JG: I think… get a sex change. I have been told by my agents that some clients “don’t even want to ‘go there'” – meaning hire a woman.
We are fascinated with the Glass Ceiling series, tell us how it came about?
JG: In 2008, I was commissioned to do a “fashion” shoot using the US Olympic Synchronized Swim Team as models. Two of the set-ups included high heels. Inspired by the shoot’s outtakes I hired a local synchronized swim troupe in 2010 and directed the women with gestures as I sat at the bottom of a pool in full scuba gear with a state-of-the-art 65 megapixel back on my digital camera. As these athletes attempt to pose for me the water knocks them into awkward positions. The heels are overtly absurd and hinder their movement, amplifying their lack of control in this world. The identities of the women have become inconsequential as their heads are cut off, the sexualized bodies are the focus. As a female artist, I have experimented with imagery, which explores the objectification of women for many years.
You have shot a lot of celebrities and covers for magazines, is there one shoot or subject that stands out for you? Why?

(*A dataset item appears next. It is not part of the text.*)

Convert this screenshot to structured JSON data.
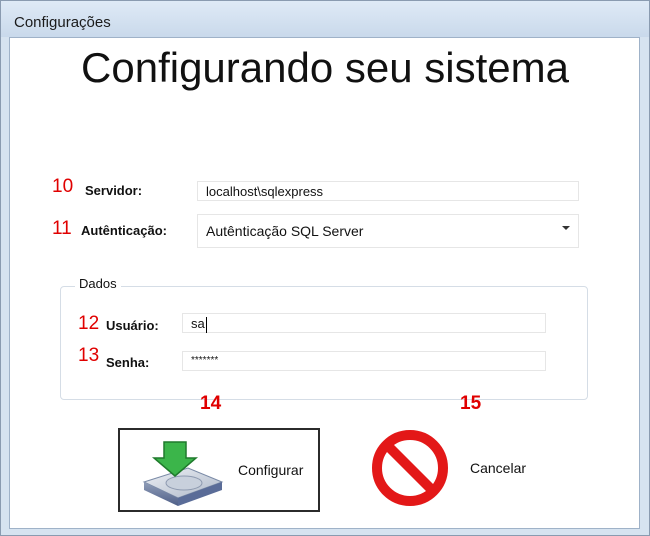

JG: I love meeting all the different types of people I am assigned to shoot. I discover their music or writing or films. I tend to get along best with the more offbeat of them. For example, I have become friends with Eric Wareheim from Tim and Eric Awesome Show and other comedians, less so with the more mainstream characters.
What or who inspires you?
JG: I get inspired by anything and everything I see.
What’s next for you?
JG: I have lots of ideas, but it’s a bit too soon. I am still busy with this work. Though, I have been drawing a bit, and also I would really love to find someone to sponsor the fabrication of the Emily Davison and Anmer collision* sculpture in time for the 100th anniversary of it occurring next year. There is a mockup for it in the book.* (In a 1913 Derby, jockey Herbert Jones was riding the horse, Anmer. There was a collision that killed suffragette Emily Davison)
More about the artist
Jill Greenberg earned her BFA from the Rhode Island School of Design in 1989. She is represented by ClampArt in New York and Katherine Cone Gallery in Los Angeles. As a commercial photographer, Greenberg has worked for Disney, Fox, Coca Cola, Warner Brothers and her photos have been on the cover of Time, Newsweek, and Entertainment Weekly.
Jaski Solo Exhibition: “Horse” December 1st-16th 2012 Jaski Art Gallery Nieuwe Spiegelstraat 29 1017 DB Amsterdam
Katherine Cone Solo Exhibition: “Horse” February 2013 Katherine Cone Gallery 2673 La Cienega Boulevard Los Angeles CA 90034You can follow Jill on Twitter and Facebook